“I just feel dance is so important, because it helps you in all other facets of your life,” Hiland said. “To me, it’s important if the dancer goes on stage and comes off the stage in the same outfit that they’re supposed to with nothing hanging out, then my job is good, but the great, great joy is with these young dancers and introducing them to the world of dance.”
Hiland, whose day job is as a senior administrator for Beaver Creek Mountain Operations (a role her daughter says earned her the title of “Queen Beav’”), is now an integral part of the Vail Valley Foundation Dance Festival team after those early volunteer days starting in 2001.
“She is without a doubt the No. 1 dance mom in the biz!” said Martha Brassel, director of development for the Vail Dance Festival. “The dancers love her, she manages all the nips and tucks backstage as well as calming the nerves and boosting their confidence before they hit the dance floor. We could not do what we do at either the Dance Festival or the Vail Valley Foundation’s key annual fundraiser – the Star Dancing Gala – without Jan Hiland. We love her!”
Hiland has helped avoid some potentially disastrous wardrobe malfunctions over the years. Maybe not quite on the Janet Jackson-Justin Timberlake Super Bowl halftime scale, but close.
A group of South American dancers who were working their way through the history of the tango but not used to so many costume changes once saw their side-slit dresses split all the way up to their bellybuttons. Some quick thinking, a trip to Walmart and a sew job that attached underwear to dress, and the day was saved.
“It could have been a whole different kind of show,” Hiland joked. “During the Dance Festival I swear I’m at WalMart every 10 minutes. But my belief is doing whatever we can do to make the dancers feel the most comfortable, so that they can just shine on stage.”
Asked what she’s most proud of as a volunteer, Hiland launches into stories from 30 years ago on a topic that made a lot of folks in notoriously conservative Colorado Springs decidedly uncomfortable. Hiland grew up in the state’s hotbed of religious family values, but leaped full force into volunteering on behalf of the city’s LGBT community when her brother Eric came out.

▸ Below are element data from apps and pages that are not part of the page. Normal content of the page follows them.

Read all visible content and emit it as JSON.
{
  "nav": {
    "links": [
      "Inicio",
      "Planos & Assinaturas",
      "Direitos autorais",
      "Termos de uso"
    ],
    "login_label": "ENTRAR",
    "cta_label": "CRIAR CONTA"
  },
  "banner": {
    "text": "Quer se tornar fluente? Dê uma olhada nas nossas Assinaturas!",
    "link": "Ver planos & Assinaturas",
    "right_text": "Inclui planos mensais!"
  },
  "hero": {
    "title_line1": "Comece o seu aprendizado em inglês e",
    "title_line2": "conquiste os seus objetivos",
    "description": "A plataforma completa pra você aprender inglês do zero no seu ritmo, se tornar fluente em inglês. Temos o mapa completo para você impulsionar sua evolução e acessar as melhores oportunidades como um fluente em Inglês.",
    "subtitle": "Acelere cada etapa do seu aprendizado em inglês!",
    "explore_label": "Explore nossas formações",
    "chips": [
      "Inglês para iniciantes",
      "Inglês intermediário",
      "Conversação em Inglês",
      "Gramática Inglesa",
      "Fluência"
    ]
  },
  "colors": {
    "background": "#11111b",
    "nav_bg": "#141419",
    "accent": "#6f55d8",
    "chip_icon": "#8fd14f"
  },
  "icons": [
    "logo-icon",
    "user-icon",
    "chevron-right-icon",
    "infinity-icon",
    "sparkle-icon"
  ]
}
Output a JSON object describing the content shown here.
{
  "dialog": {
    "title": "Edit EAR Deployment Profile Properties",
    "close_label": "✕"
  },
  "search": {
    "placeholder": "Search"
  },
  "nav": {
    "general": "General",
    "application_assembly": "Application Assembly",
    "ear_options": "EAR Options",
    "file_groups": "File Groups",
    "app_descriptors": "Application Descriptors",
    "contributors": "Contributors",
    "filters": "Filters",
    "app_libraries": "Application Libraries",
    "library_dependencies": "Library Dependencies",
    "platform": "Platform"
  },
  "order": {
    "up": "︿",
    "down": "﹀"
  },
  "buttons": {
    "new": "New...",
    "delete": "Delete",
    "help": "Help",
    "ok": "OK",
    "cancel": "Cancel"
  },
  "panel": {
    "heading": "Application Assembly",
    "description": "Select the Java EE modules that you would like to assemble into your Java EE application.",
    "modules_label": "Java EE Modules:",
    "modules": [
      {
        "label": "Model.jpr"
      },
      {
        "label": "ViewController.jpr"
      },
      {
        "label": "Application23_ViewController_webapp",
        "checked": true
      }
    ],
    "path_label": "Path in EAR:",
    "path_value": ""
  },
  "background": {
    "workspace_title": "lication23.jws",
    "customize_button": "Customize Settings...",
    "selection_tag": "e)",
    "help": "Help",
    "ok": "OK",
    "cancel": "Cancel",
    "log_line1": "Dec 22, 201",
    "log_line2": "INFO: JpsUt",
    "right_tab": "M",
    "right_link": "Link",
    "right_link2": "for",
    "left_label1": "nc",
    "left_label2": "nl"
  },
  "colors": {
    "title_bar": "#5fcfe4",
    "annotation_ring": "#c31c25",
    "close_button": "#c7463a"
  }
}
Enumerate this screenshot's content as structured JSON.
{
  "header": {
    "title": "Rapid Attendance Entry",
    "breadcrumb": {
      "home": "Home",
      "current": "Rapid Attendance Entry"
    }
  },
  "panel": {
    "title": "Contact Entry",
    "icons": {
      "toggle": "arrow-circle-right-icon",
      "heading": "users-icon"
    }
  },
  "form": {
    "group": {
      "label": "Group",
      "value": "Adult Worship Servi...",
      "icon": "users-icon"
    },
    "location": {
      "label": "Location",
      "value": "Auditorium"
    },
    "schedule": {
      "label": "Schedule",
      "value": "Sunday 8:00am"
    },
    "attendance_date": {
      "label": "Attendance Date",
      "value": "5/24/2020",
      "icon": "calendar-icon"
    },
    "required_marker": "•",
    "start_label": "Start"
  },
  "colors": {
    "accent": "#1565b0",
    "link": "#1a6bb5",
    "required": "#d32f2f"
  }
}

When Colorado passed Amendment 2 (No Protected Status for Sexual Orientation) in 1992, Hiland volunteered on a statewide basis to promote gay rights and combat discrimination. Her parents, former part owners of Pikes Peak ski area, changed political party affiliation and her father was the first emcee of Colorado Springs’ inaugural gay pride parade. Though they lost a lot of Broadmoor friends, they also made a big difference promoting tolerance, and Hiland discovered some likeminded folks closer to home in Eagle County.
“[Amendment 2] was absolutely devastating for my family, and lo and behold there were some folks in the valley – [Youth Foundation founder] Susie Davis among them – who were as upset as I was, and they got together for a candlelight vigil, I got involved with them, and Eagle County for Human Rights was born,” Hiland recalled, reminiscing about her daughter and nieces rollerblading under the Eagle County banner in the Colorado Springs parade.
But no matter the cause, it’s all about filling the holes in life for Hiland … and doing it with style.
“The philosophy that we have is whatever you do, make it festive,” Hiland said. “Whatever needs to be done, and if you have the time, do it. I never had a lot of money to donate, but I can donate me and my time. You need the money people, but you also need some of the doers, and I like being involved. I have FOMO, which is Fear of Missing Out.”
Past Vail Valley Foundation “Volunteer of the Yea” recipients:
2000 Kim Bender
2001 David Ozawa
2002 Barb Treat
2003 Dick Pownell
2004 Bill Douglas III
2005 Tenie Chicione
2006 Fred Hassle & Jim Sanders
2007 Susan Frampton
2008 Kathryn Benysh
2009 Cheryl Jensen
2010 Doris Dewton
2012 Cookie Flaum
2013 Debby Jasper
2015 Brad Ghent
2016 Nancy & Mauri Nottingham